Today’s Bible reading is Numbers 11-12, Psalm 47, and Luke 3. Our devotional is from Numbers 11-12.
Three days into their journey from Mt. Sinai, an old pattern of sin returned and the people of Israel began to complain (Numbers 11:1). The LORD’s “anger was kindled” (11:1) and His wrath poured out as fire from heaven beginning with the outskirts of the encampment.
Why the “uttermost parts of the camp” (11:1), meaning the outlying areas, and not the center of the encampment? I suppose that is where one will always find the grumblers—on the fringe, far from the LORD and neglecting His service.
There arose a spirit of discontentment, a covetous spirit and its source was “the mixt multitude” (11:4). Who were they? They were non-Hebrew, most likely poor Egyptians who departed with Israel hoping greater opportunities might be found by casting their lot in with the children of Israel. The sinful attitudes of the “mixt multitude” infected the children of Israel who wept asking, “Who shall give us flesh to eat?” (11:4)

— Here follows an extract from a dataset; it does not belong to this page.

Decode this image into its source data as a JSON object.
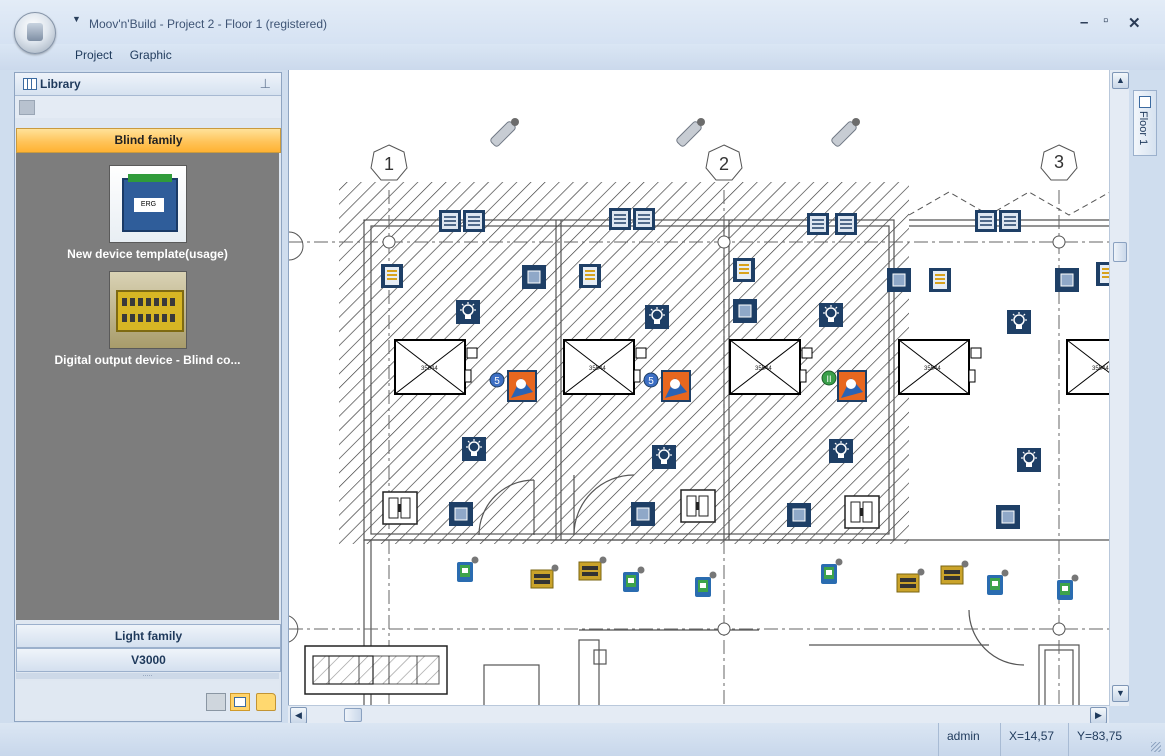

Complainers and grumblers are a cancer among God’s people and soon the Hebrews began to “remember the fish…cucumbers, and the melons” they did eat in Egypt (11:5). They became dissatisfied with God’s provision (11:4-5) and their lusts romanticized their unrealistic memories of Egypt (11:5).
Lamenting the complaints of the people (11:10), Moses felt overwhelmed. Rather than seeing the complaints of the people as an offense to God, Moses accused the LORD of afflicting him saying, “Wherefore hast thou afflicted thy servant” (11:11a). In his despair, Moses’ questioned the LORD (11:11-15).
God was angry and gave the people the meat they demanded (11:31-32) and the people gorged themselves until they became sick (11:33). The root issue of the people’s complaints was not that they were hungry. The core issue was they had rebellious hearts and “despised the LORD” (11:20).
The sorrow Moses suffered in Numbers 11 was great; however, Numbers 12 brought a more grievous wound when his sister and brother, Miriam and Aaron, challenged his leadership and authority as God’s spokesman (12:2). Notice the initial complaint was against the wife of Moses (12:1); however, the narrative reveals that criticism was not the real issue. The heart issue was the envy and jealousy they held against Moses and his leadership before the LORD and the people.
Moses’ response to criticism is instructive. We read, “Now the man Moses was very meek, above all the men which were upon the face of the earth” (11:3).
It is probable Moses was aware of Miriam and Aaron’s contentious spirit and, being “very meek”, would have overlooked their transgressions; however, the LORD determined to confront and punish them while commending Moses’ unique relationship with the LORD (12:6-8).
I close with two observations based on my life experiences.
1) I have found when adversaries are unable to fault or attack your position, they often criticize a deeply personal area of your life. For Moses it was the race or nationality of his wife.
2) Criticisms are often a smoke screen concealing deeper issues. While complaints should drive us to search out our hearts for faults, we should remember initial criticisms are seldom the real issue. (Numbers 12:1)
Copyright 2019 – Travis D. Smith